DATA TO PROCESS START

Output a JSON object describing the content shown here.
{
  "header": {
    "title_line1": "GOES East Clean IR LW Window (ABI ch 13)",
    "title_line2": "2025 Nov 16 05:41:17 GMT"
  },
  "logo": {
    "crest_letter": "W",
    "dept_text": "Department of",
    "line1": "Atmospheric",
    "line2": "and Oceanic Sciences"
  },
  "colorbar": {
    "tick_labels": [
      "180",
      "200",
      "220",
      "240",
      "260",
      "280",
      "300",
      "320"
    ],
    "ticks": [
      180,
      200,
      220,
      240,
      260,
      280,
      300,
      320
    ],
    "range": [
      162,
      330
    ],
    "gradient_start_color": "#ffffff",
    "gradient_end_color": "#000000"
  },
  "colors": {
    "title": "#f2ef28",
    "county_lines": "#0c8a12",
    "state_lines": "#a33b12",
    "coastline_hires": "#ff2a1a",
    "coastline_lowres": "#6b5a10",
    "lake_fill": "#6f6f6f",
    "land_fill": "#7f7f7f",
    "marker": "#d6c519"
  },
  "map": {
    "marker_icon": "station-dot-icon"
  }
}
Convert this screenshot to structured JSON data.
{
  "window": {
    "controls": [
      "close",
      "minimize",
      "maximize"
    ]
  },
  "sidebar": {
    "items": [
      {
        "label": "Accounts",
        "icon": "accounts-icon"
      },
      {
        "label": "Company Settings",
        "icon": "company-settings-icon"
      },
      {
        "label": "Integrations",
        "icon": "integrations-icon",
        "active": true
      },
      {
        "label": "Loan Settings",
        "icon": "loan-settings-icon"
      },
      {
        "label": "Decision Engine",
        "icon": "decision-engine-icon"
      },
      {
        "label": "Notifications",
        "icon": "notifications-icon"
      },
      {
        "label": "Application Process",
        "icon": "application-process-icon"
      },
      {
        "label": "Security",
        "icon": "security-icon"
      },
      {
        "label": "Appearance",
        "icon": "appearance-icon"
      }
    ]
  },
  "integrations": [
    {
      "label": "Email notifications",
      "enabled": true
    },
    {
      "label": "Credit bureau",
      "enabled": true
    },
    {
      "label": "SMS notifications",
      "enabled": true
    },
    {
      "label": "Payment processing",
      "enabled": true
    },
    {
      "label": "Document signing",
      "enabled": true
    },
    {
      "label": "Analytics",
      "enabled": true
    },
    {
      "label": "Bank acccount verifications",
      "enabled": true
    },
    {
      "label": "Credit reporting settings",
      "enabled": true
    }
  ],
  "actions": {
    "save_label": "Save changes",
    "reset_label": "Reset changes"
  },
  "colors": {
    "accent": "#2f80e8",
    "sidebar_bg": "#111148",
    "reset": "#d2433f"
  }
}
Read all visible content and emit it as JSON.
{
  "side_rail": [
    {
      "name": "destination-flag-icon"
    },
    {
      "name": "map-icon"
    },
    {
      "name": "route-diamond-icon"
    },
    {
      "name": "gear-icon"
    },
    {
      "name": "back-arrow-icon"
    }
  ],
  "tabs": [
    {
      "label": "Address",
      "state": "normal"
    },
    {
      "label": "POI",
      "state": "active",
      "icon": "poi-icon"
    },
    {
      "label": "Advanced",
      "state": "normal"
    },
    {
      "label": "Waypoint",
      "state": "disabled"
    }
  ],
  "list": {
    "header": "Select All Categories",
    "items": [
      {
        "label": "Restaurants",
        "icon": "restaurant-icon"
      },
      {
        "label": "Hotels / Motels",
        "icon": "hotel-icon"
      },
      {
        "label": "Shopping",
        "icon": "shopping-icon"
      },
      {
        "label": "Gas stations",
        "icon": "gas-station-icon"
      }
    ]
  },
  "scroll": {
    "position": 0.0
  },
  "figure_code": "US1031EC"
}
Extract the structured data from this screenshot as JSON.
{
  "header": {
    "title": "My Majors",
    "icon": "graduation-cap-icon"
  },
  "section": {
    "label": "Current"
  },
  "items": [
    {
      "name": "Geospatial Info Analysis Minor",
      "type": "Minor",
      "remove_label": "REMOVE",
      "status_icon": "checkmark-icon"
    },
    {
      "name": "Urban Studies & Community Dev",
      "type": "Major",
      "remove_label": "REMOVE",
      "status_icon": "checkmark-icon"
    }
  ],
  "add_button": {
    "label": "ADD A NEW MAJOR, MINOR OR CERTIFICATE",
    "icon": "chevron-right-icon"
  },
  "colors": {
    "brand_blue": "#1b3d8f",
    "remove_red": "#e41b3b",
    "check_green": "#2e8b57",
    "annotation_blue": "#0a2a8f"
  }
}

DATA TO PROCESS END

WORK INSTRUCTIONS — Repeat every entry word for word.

EXERCISE SOLUTION —
Output a JSON object describing the content shown here.
{
  "header": {
    "title_line1": "GOES East Clean IR LW Window (ABI ch 13)",
    "title_line2": "2025 Nov 16 05:41:17 GMT"
  },
  "logo": {
    "crest_letter": "W",
    "dept_text": "Department of",
    "line1": "Atmospheric",
    "line2": "and Oceanic Sciences"
  },
  "colorbar": {
    "tick_labels": [
      "180",
      "200",
      "220",
      "240",
      "260",
      "280",
      "300",
      "320"
    ],
    "ticks": [
      180,
      200,
      220,
      240,
      260,
      280,
      300,
      320
    ],
    "range": [
      162,
      330
    ],
    "gradient_start_color": "#ffffff",
    "gradient_end_color": "#000000"
  },
  "colors": {
    "title": "#f2ef28",
    "county_lines": "#0c8a12",
    "state_lines": "#a33b12",
    "coastline_hires": "#ff2a1a",
    "coastline_lowres": "#6b5a10",
    "lake_fill": "#6f6f6f",
    "land_fill": "#7f7f7f",
    "marker": "#d6c519"
  },
  "map": {
    "marker_icon": "station-dot-icon"
  }
}
Convert this screenshot to structured JSON data.
{
  "window": {
    "controls": [
      "close",
      "minimize",
      "maximize"
    ]
  },
  "sidebar": {
    "items": [
      {
        "label": "Accounts",
        "icon": "accounts-icon"
      },
      {
        "label": "Company Settings",
        "icon": "company-settings-icon"
      },
      {
        "label": "Integrations",
        "icon": "integrations-icon",
        "active": true
      },
      {
        "label": "Loan Settings",
        "icon": "loan-settings-icon"
      },
      {
        "label": "Decision Engine",
        "icon": "decision-engine-icon"
      },
      {
        "label": "Notifications",
        "icon": "notifications-icon"
      },
      {
        "label": "Application Process",
        "icon": "application-process-icon"
      },
      {
        "label": "Security",
        "icon": "security-icon"
      },
      {
        "label": "Appearance",
        "icon": "appearance-icon"
      }
    ]
  },
  "integrations": [
    {
      "label": "Email notifications",
      "enabled": true
    },
    {
      "label": "Credit bureau",
      "enabled": true
    },
    {
      "label": "SMS notifications",
      "enabled": true
    },
    {
      "label": "Payment processing",
      "enabled": true
    },
    {
      "label": "Document signing",
      "enabled": true
    },
    {
      "label": "Analytics",
      "enabled": true
    },
    {
      "label": "Bank acccount verifications",
      "enabled": true
    },
    {
      "label": "Credit reporting settings",
      "enabled": true
    }
  ],
  "actions": {
    "save_label": "Save changes",
    "reset_label": "Reset changes"
  },
  "colors": {
    "accent": "#2f80e8",
    "sidebar_bg": "#111148",
    "reset": "#d2433f"
  }
}
Read all visible content and emit it as JSON.
{
  "side_rail": [
    {
      "name": "destination-flag-icon"
    },
    {
      "name": "map-icon"
    },
    {
      "name": "route-diamond-icon"
    },
    {
      "name": "gear-icon"
    },
    {
      "name": "back-arrow-icon"
    }
  ],
  "tabs": [
    {
      "label": "Address",
      "state": "normal"
    },
    {
      "label": "POI",
      "state": "active",
      "icon": "poi-icon"
    },
    {
      "label": "Advanced",
      "state": "normal"
    },
    {
      "label": "Waypoint",
      "state": "disabled"
    }
  ],
  "list": {
    "header": "Select All Categories",
    "items": [
      {
        "label": "Restaurants",
        "icon": "restaurant-icon"
      },
      {
        "label": "Hotels / Motels",
        "icon": "hotel-icon"
      },
      {
        "label": "Shopping",
        "icon": "shopping-icon"
      },
      {
        "label": "Gas stations",
        "icon": "gas-station-icon"
      }
    ]
  },
  "scroll": {
    "position": 0.0
  },
  "figure_code": "US1031EC"
}
Extract the structured data from this screenshot as JSON.
{
  "header": {
    "title": "My Majors",
    "icon": "graduation-cap-icon"
  },
  "section": {
    "label": "Current"
  },
  "items": [
    {
      "name": "Geospatial Info Analysis Minor",
      "type": "Minor",
      "remove_label": "REMOVE",
      "status_icon": "checkmark-icon"
    },
    {
      "name": "Urban Studies & Community Dev",
      "type": "Major",
      "remove_label": "REMOVE",
      "status_icon": "checkmark-icon"
    }
  ],
  "add_button": {
    "label": "ADD A NEW MAJOR, MINOR OR CERTIFICATE",
    "icon": "chevron-right-icon"
  },
  "colors": {
    "brand_blue": "#1b3d8f",
    "remove_red": "#e41b3b",
    "check_green": "#2e8b57",
    "annotation_blue": "#0a2a8f"
  }
}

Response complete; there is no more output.